The Party and State have adopted various initiatives to manage non-communicable disease, such as the National Target Program for the prevention of hypertension, diabetes, cancer, chronic obstructive pulmonary disease, bronchial asthma and mental health care. Vietnam has made significant progress in preventive medicine over the past two decades.
However, Vietnam still faces many difficulties and challenges in controlling non-communicable and chronic disease, especially diabetes.
Vietnamese and Danish Ministries of Health are working to establish a new strategic sector cooperation (SSC) to strengthen prevention, early detection and management of non-communicable disease through primary and community health care.
|Vietnam is forecast to have about 6.3 million diabetes patients by 2025|
Vietnam is forecast to have about 6.3 million diabetes patients by 2025 absent a prevention plan. In response to the challenge, a cooperation program is being implemented between the Medical Services Administration (under the MoH) and the Danish Embassy in Vietnam on medical training for the 2019-2020 period. Vietnam’s MoH highly appreciates the initiatives and contributions from the Danish Embassy in Vietnam to the diabetes prevention and control program in particular and the prevention of non-communicable disease in general.
According to Morten Pristed, Health and Education Counselor, Embassy of Denmark in Vietnam, Denmark will support Vietnam in two main areas: Training and raising awareness of non-communicable diseases, especially of diabetes; Application of information technology and of electronic medical care for health workers in medical training, especially in primary health care.

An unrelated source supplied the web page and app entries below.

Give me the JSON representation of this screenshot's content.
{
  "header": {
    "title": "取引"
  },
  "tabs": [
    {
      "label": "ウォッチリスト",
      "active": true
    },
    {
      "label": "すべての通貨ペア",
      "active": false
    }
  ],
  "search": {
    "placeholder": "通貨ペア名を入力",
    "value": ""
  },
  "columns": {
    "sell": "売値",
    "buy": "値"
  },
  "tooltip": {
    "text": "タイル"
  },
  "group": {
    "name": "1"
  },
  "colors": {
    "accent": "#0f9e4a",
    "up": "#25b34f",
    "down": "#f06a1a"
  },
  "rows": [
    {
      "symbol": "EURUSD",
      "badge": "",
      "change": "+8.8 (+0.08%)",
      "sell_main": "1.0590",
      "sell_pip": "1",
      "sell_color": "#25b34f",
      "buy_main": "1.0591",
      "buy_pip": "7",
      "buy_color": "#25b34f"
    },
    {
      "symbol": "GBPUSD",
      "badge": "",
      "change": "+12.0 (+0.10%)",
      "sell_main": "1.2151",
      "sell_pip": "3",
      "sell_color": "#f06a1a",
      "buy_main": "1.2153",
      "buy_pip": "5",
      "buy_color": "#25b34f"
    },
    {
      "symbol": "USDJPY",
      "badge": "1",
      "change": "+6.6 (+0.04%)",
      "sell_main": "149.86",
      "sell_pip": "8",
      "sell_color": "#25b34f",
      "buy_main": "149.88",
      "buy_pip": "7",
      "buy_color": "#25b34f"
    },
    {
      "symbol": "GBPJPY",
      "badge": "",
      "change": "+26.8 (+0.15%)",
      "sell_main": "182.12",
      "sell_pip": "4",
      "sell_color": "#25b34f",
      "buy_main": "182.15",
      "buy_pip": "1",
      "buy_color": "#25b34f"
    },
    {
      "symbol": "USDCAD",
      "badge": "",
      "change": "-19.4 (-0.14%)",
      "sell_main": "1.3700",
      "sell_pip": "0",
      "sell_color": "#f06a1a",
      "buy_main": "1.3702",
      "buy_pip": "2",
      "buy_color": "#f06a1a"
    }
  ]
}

Both fields are closely linked to the objectives of diabetes prevention and control in the National Strategy 2015-2025.
“We look forward to using information and education platforms in raising awareness and training on primary health care through the Diabetes Journey Application and the website on diabetes. The diabetes journey application project is a new and breakthrough approach to improving the capacity of doctors,” Mortan Prissted said.